Missing and Endangered: A Brady Novel of Suspense (Hardcover)
NEW YORK TIMES BESTSELLER
Cochise County Sheriff Joanna Brady’s professional and personal lives collide when her college-age daughter is involved in a missing persons case in this evocative and atmospheric mystery in J. A. Jance’s New York Times bestselling suspense series, set in the beautiful desert country of the American Southwest.
When Jennifer Brady returns to Northern Arizona University for her sophomore year, she quickly becomes a big sister to her new roommate, Beth Rankin, a brilliant yet sheltered sixteen-year-old freshman. For a homeschooled Beth, college is her first taste of both freedom and unfettered access to the internet, and Jenny is concerned that she’s too naïve and rebellious for her own good.
Her worries are well-founded because one day Beth vanishes, prompting Jenny to alert campus authorities, local police, and her mom, Sheriff Joanna Brady—who calls in a favor. Beth is found, but Jenny’s concern has unwittingly put her in the crosshairs of a criminal bent on revenge.
With Christmas vacation approaching, and Beth at war with her parents, Jenny invites Beth to the shelter of the Brady home.
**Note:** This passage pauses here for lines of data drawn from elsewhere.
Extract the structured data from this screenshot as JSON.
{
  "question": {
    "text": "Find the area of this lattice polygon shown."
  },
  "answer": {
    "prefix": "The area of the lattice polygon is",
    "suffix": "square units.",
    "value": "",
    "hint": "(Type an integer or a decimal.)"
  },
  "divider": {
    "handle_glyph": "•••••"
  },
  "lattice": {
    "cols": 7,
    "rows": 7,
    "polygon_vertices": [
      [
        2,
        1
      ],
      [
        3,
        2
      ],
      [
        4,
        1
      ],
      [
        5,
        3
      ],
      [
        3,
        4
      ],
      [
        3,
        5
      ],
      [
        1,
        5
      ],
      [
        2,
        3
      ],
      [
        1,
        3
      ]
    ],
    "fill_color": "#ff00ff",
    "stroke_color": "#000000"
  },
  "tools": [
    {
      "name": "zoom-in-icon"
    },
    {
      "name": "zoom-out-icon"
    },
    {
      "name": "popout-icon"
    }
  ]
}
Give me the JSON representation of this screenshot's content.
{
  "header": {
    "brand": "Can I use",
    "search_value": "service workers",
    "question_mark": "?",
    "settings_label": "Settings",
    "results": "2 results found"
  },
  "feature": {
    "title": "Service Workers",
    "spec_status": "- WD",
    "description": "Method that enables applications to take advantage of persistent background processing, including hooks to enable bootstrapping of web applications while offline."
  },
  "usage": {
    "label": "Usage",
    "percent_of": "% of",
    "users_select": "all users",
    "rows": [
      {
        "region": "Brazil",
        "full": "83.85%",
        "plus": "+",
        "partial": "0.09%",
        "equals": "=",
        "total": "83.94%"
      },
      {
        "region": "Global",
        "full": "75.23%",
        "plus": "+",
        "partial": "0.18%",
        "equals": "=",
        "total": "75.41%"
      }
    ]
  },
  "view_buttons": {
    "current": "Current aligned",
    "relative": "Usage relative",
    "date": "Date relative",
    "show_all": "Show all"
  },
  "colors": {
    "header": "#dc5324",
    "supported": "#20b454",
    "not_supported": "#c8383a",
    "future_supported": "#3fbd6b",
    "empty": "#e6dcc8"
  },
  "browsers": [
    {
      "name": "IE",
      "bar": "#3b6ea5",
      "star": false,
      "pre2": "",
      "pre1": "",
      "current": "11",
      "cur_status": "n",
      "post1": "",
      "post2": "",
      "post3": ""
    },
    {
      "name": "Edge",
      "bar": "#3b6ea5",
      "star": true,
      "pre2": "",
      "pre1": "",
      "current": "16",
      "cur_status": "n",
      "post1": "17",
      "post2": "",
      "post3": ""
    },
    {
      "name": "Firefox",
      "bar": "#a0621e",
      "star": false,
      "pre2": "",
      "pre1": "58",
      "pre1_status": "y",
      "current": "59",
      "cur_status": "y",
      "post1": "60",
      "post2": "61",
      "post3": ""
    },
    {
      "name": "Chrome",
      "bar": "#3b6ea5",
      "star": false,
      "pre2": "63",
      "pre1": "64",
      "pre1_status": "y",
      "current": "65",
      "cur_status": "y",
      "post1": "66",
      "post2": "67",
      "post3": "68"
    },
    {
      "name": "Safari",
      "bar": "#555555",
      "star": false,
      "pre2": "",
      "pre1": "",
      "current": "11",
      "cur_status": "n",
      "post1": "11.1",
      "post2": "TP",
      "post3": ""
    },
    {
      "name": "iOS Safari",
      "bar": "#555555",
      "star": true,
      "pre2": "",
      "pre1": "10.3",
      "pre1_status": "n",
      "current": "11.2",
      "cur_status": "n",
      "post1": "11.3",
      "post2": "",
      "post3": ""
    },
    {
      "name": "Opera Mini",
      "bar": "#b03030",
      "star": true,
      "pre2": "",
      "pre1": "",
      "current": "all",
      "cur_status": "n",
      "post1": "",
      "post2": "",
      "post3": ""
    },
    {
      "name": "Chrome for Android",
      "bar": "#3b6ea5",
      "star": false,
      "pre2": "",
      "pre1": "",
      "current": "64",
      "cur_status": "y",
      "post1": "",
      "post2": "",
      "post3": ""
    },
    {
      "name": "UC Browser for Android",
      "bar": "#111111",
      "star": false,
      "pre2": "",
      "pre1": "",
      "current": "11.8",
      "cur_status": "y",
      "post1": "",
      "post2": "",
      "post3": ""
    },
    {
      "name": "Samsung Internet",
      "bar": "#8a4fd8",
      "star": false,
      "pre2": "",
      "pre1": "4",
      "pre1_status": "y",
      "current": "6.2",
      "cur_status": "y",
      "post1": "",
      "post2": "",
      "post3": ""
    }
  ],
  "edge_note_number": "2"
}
While Joanna is sympathetic, she’s caught up in a sensitive case—an officer-involved shooting that has placed the lives of two young children in jeopardy—leaving her stretched thin to help a fragile young woman recently gone missing and endangered.
J.A. Jance is the New York Times Bestselling author of more than sixty books. Born in South Dakota and raised in Bisbee, Arizona, she and her husband live in the Seattle area with their two longhaired dachshunds, Mary and Jojo.
— Library Journal
“The two parallel cases provide plenty of action, while keeping a premium on character studies and violence to a minimum. Once again, the compassionate, intelligent Joanna balances a busy home life and a complex job with aplomb. This long-running series consistently entertains.”
— Publishers Weekly
“What is refreshing is the way [Jance] shows how law enforcement are not just numbers and robots but people with families and a personal home-life. As with all her novels, readers will not be disappointed.”